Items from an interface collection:
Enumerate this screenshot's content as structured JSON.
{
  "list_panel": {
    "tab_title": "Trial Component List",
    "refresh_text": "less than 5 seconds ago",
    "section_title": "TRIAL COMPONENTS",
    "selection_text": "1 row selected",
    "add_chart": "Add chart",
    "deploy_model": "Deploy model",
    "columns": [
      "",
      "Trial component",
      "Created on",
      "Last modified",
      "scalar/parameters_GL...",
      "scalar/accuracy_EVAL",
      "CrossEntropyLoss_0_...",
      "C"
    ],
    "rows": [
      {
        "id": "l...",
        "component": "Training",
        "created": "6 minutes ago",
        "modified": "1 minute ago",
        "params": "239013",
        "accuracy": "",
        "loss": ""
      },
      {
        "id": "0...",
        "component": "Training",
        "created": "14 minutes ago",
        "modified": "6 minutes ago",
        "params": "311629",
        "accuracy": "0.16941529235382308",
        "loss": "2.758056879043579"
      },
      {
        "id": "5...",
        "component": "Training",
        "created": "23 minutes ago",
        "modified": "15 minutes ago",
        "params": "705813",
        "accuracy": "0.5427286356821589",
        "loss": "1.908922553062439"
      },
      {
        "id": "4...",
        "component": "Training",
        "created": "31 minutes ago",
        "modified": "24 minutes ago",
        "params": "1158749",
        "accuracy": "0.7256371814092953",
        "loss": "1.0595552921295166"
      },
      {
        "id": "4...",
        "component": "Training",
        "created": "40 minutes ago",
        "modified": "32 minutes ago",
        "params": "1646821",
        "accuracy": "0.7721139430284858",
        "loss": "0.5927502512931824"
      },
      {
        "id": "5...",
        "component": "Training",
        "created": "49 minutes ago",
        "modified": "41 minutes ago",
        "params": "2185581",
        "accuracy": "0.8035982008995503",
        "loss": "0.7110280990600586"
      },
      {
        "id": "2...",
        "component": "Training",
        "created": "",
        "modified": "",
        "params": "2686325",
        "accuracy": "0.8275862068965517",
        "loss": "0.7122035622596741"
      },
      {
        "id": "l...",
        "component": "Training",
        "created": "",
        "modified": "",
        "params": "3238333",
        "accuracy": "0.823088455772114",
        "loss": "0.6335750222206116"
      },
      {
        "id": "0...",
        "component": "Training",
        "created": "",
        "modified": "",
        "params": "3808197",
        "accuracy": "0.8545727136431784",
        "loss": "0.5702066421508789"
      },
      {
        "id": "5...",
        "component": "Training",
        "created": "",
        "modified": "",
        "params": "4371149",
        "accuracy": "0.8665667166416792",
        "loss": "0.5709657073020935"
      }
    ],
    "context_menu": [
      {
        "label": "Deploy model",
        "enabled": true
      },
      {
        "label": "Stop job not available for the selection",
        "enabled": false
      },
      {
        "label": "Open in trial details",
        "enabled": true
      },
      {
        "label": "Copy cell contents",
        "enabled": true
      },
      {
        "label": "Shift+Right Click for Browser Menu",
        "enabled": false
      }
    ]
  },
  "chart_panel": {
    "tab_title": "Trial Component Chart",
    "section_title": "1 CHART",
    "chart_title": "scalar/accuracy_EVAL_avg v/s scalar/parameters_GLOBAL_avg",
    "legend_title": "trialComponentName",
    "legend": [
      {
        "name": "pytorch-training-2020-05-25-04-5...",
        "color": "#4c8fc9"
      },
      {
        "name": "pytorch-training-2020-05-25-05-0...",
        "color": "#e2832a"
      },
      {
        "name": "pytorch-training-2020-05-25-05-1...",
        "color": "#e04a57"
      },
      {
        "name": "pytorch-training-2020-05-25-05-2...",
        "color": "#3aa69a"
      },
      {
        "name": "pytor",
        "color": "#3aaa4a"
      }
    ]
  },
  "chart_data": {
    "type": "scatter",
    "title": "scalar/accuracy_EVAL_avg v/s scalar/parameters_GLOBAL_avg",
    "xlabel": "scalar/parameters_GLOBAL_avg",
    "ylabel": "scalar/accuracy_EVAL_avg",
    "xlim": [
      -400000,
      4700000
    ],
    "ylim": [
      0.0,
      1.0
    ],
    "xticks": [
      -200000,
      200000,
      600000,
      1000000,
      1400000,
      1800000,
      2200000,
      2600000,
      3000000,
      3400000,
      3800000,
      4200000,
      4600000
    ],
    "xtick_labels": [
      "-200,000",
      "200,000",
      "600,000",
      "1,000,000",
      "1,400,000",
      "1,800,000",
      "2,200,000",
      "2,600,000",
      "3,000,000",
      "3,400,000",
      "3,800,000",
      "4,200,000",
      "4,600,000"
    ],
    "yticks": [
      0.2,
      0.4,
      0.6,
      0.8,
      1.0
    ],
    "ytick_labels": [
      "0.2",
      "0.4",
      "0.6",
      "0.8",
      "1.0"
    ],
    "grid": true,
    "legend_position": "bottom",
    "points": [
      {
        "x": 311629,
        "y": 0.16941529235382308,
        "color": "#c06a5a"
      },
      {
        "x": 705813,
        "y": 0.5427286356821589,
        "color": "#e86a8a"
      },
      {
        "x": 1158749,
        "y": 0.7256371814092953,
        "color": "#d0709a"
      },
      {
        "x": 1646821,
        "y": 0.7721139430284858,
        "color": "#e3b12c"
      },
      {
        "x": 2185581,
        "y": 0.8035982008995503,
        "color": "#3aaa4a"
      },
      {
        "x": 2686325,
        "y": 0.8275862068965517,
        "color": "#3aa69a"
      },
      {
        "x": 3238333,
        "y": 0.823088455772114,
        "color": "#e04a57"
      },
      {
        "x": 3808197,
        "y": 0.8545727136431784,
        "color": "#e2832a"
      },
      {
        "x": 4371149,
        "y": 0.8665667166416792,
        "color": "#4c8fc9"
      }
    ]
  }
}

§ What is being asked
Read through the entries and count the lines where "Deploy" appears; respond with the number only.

§ Written response
2